[Records Boundary: Start]
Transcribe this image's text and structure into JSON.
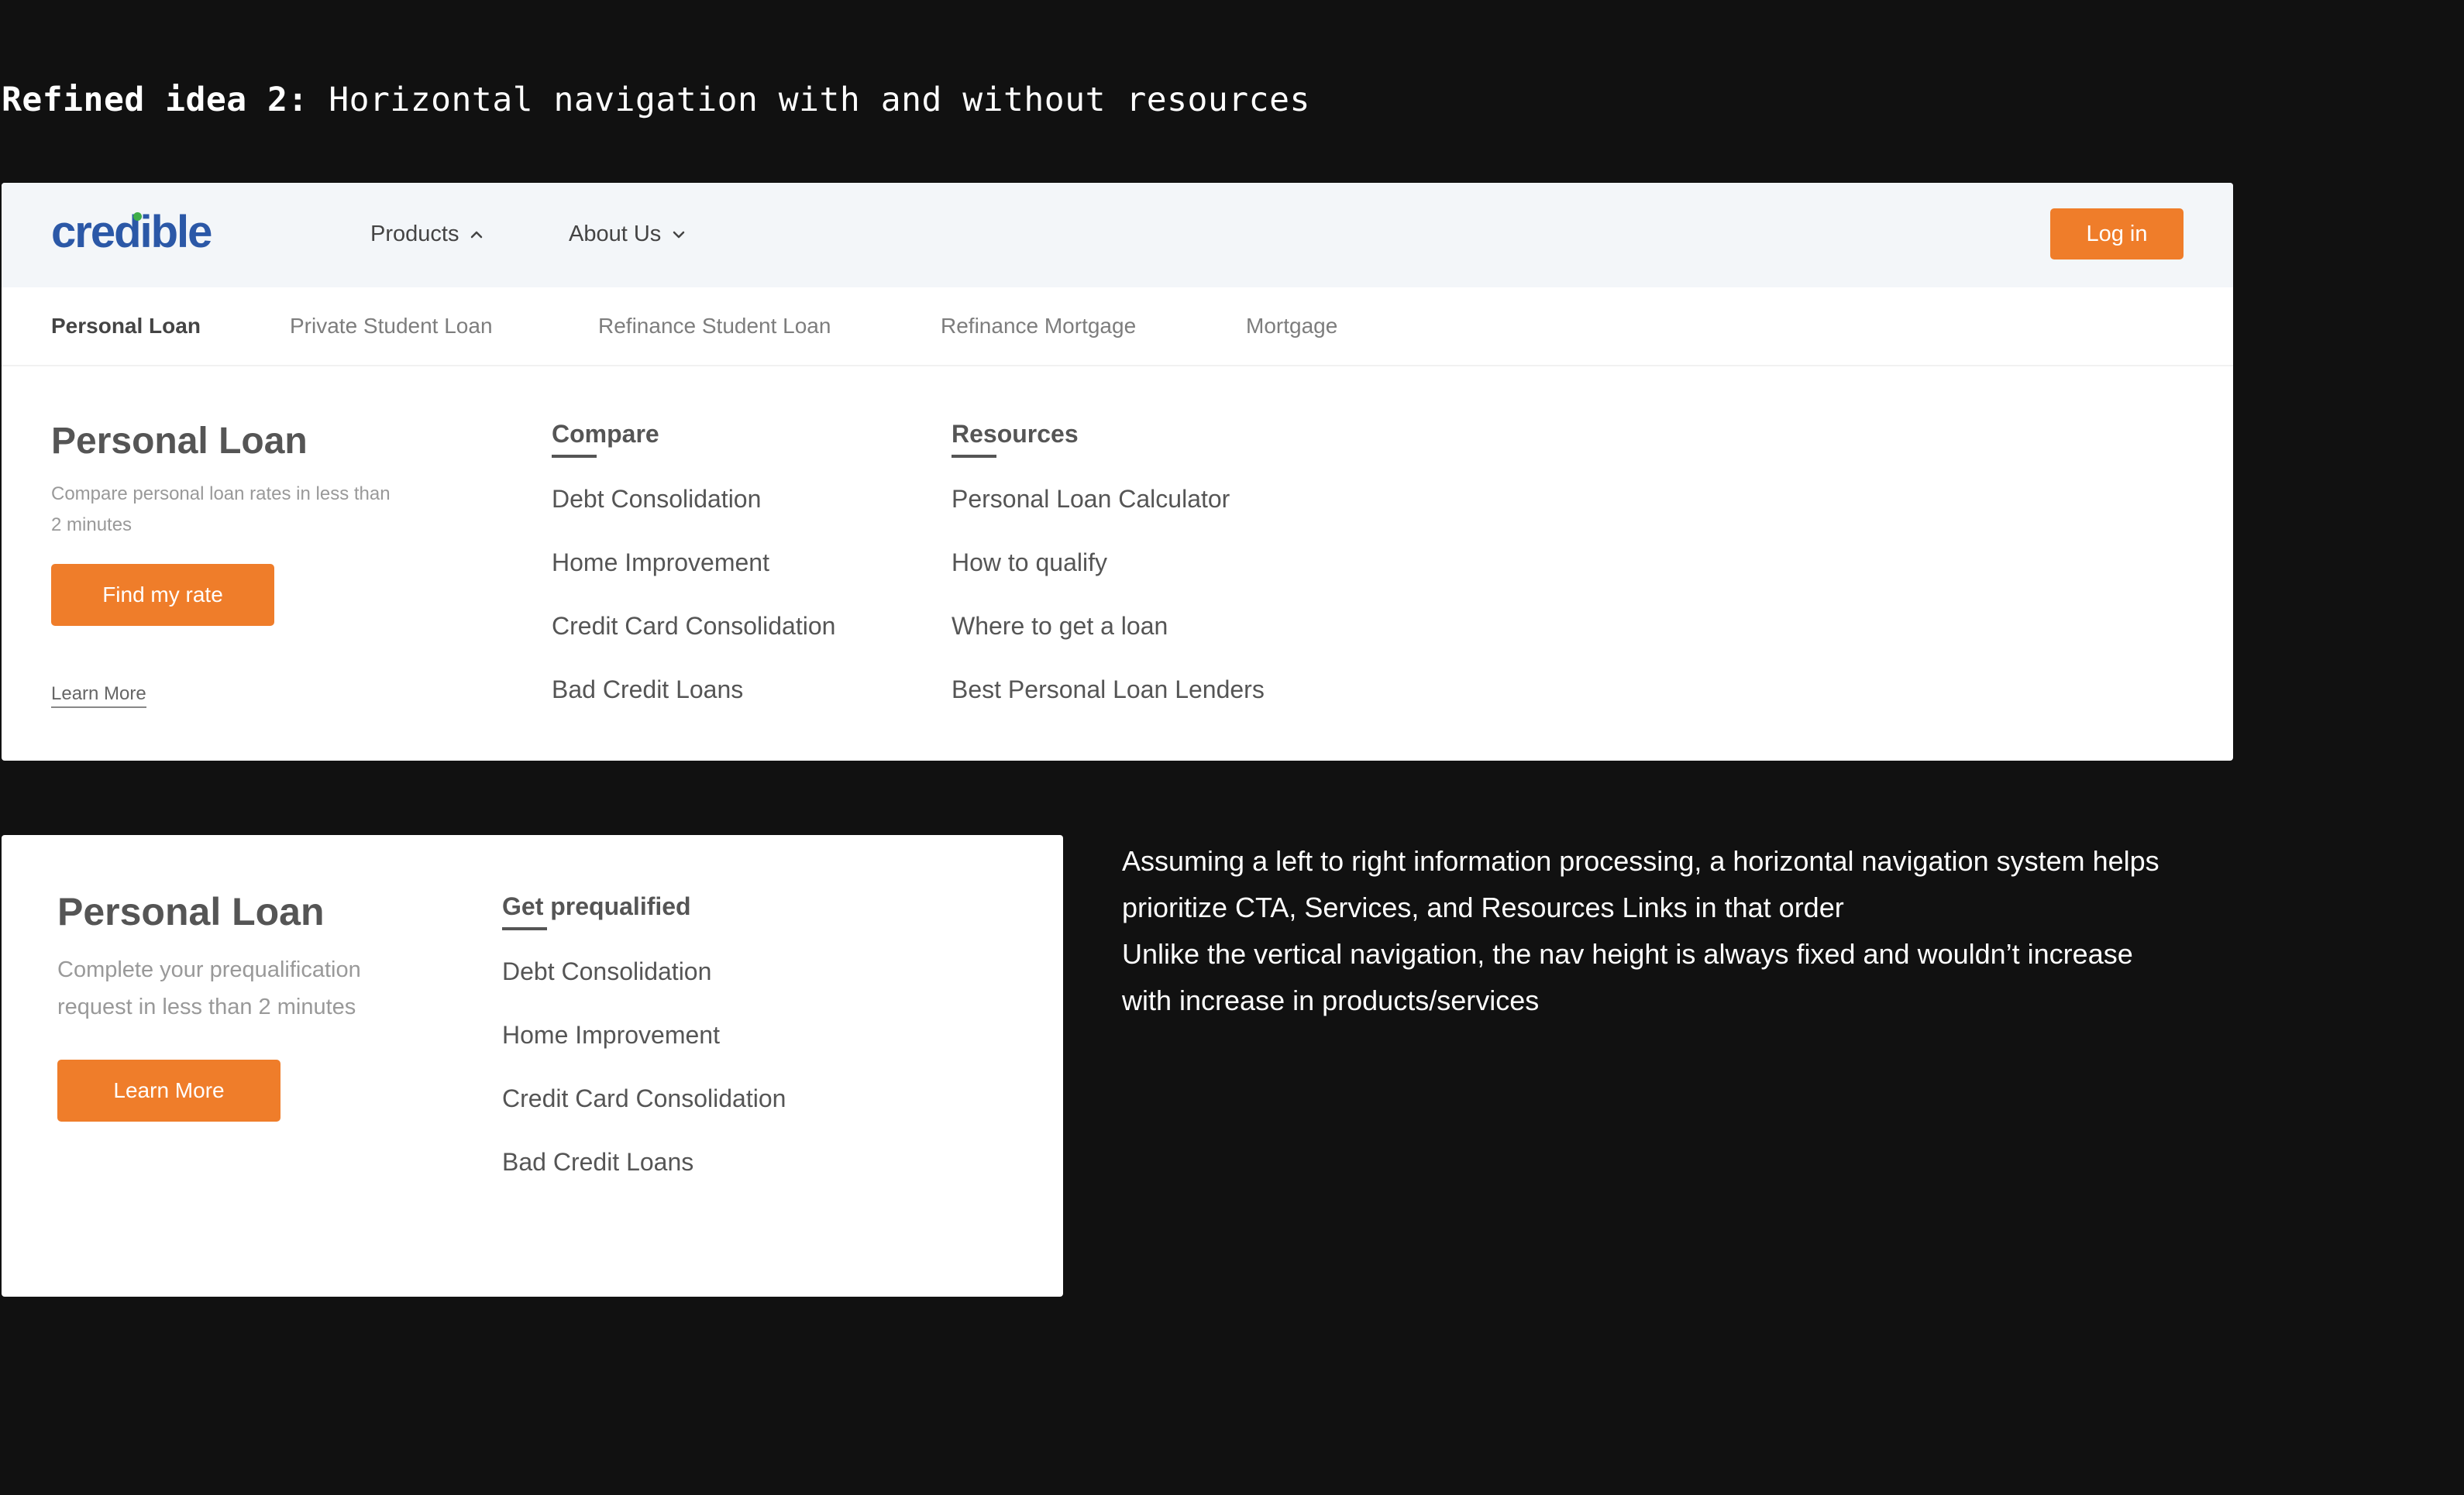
{
  "heading": {
    "bold": "Refined idea 2:",
    "rest": "Horizontal navigation with and without resources"
  },
  "colors": {
    "background": "#111111",
    "brand_blue": "#2b58a7",
    "brand_green": "#3fae49",
    "accent_orange": "#ef7d2a",
    "topbar_bg": "#f3f6f9"
  },
  "panel1": {
    "logo": "credible",
    "topnav": {
      "products": "Products",
      "products_icon": "chevron-up-icon",
      "about": "About Us",
      "about_icon": "chevron-down-icon"
    },
    "login": "Log in",
    "subnav": [
      "Personal Loan",
      "Private Student Loan",
      "Refinance Student Loan",
      "Refinance Mortgage",
      "Mortgage"
    ],
    "subnav_active": "Personal Loan",
    "title": "Personal Loan",
    "desc_line1": "Compare personal loan rates in less than",
    "desc_line2": "2 minutes",
    "cta": "Find my rate",
    "learn_more": "Learn More",
    "compare": {
      "heading": "Compare",
      "links": [
        "Debt Consolidation",
        "Home Improvement",
        "Credit Card Consolidation",
        "Bad Credit Loans"
      ]
    },
    "resources": {
      "heading": "Resources",
      "links": [
        "Personal Loan Calculator",
        "How to qualify",
        "Where to get a loan",
        "Best Personal Loan Lenders"
      ]
    }
  },
  "panel2": {
    "title": "Personal Loan",
    "desc_line1": "Complete your prequalification",
    "desc_line2": "request in less than 2 minutes",
    "cta": "Learn More",
    "prequal": {
      "heading": "Get prequalified",
      "links": [
        "Debt Consolidation",
        "Home Improvement",
        "Credit Card Consolidation",
        "Bad Credit Loans"
      ]
    }
  },
  "explanation": {
    "line1": "Assuming a left to right information processing, a horizontal navigation system helps",
    "line2": "prioritize CTA, Services, and Resources Links in that order",
    "line3": "Unlike the vertical navigation, the nav height is always fixed and wouldn’t increase",
    "line4": "with increase in products/services"
  }
}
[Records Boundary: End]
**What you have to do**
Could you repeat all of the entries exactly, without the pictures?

**Written reply**
Transcribe this image's text and structure into JSON.
{
  "heading": {
    "bold": "Refined idea 2:",
    "rest": "Horizontal navigation with and without resources"
  },
  "colors": {
    "background": "#111111",
    "brand_blue": "#2b58a7",
    "brand_green": "#3fae49",
    "accent_orange": "#ef7d2a",
    "topbar_bg": "#f3f6f9"
  },
  "panel1": {
    "logo": "credible",
    "topnav": {
      "products": "Products",
      "products_icon": "chevron-up-icon",
      "about": "About Us",
      "about_icon": "chevron-down-icon"
    },
    "login": "Log in",
    "subnav": [
      "Personal Loan",
      "Private Student Loan",
      "Refinance Student Loan",
      "Refinance Mortgage",
      "Mortgage"
    ],
    "subnav_active": "Personal Loan",
    "title": "Personal Loan",
    "desc_line1": "Compare personal loan rates in less than",
    "desc_line2": "2 minutes",
    "cta": "Find my rate",
    "learn_more": "Learn More",
    "compare": {
      "heading": "Compare",
      "links": [
        "Debt Consolidation",
        "Home Improvement",
        "Credit Card Consolidation",
        "Bad Credit Loans"
      ]
    },
    "resources": {
      "heading": "Resources",
      "links": [
        "Personal Loan Calculator",
        "How to qualify",
        "Where to get a loan",
        "Best Personal Loan Lenders"
      ]
    }
  },
  "panel2": {
    "title": "Personal Loan",
    "desc_line1": "Complete your prequalification",
    "desc_line2": "request in less than 2 minutes",
    "cta": "Learn More",
    "prequal": {
      "heading": "Get prequalified",
      "links": [
        "Debt Consolidation",
        "Home Improvement",
        "Credit Card Consolidation",
        "Bad Credit Loans"
      ]
    }
  },
  "explanation": {
    "line1": "Assuming a left to right information processing, a horizontal navigation system helps",
    "line2": "prioritize CTA, Services, and Resources Links in that order",
    "line3": "Unlike the vertical navigation, the nav height is always fixed and wouldn’t increase",
    "line4": "with increase in products/services"
  }
}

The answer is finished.